She said: “It’s a hugely important topic and I do this because, when I was a teenager and through my twenties and thirties, I didn’t have good mental health and lost a lot of school time and work time through stress-related illnesses.
“I now know how I could have prevented that, so what I do now is try and help young people have those skills and know the things I wish I could have known.”
The Moray school librarians received a grant of £7,500 from the Scottish Government through their School Library Improvement Fund (SLIF)to work with partners in the region to promote mental wellbeing for Moray’s young people.
Elgin Academy librarian Shelagh Toonen hopes that the ambassadors can take what they have learnt and carry on raising awareness.
She said: “We are looking at continuing this in the future and passing the baton on to the next cohorts and developing a toolbox of strategies and resources that everybody can use.”
Sky Ritchie, an Elgin High School ambassador, was pleased to be a part of the campaign and everything they had achieved.

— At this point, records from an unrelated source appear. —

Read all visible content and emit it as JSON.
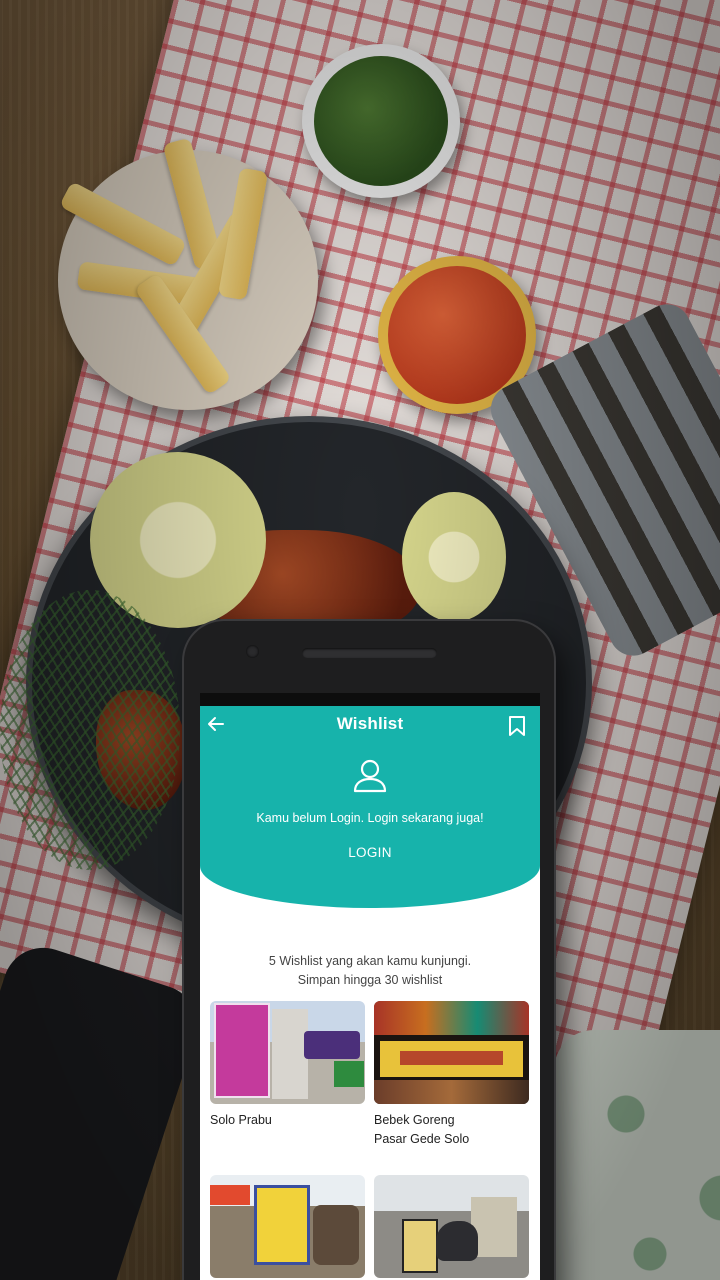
{
  "app": {
    "title": "Wishlist",
    "accent_color": "#17b3ab",
    "back_icon": "arrow-left-icon",
    "bookmark_icon": "bookmark-icon"
  },
  "login_banner": {
    "icon": "user-icon",
    "message": "Kamu belum Login. Login sekarang juga!",
    "button_label": "LOGIN"
  },
  "wishlist_info": {
    "line1": "5 Wishlist yang akan kamu kunjungi.",
    "line2": "Simpan hingga 30 wishlist"
  },
  "items": [
    {
      "name": "Solo Prabu"
    },
    {
      "name": "Bebek Goreng\nPasar Gede Solo"
    },
    {
      "name": ""
    },
    {
      "name": ""
    }
  ]
}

She said: “I wanted to help out because a lot of people are not aware of how mental health affects people and it is something really interesting to do.”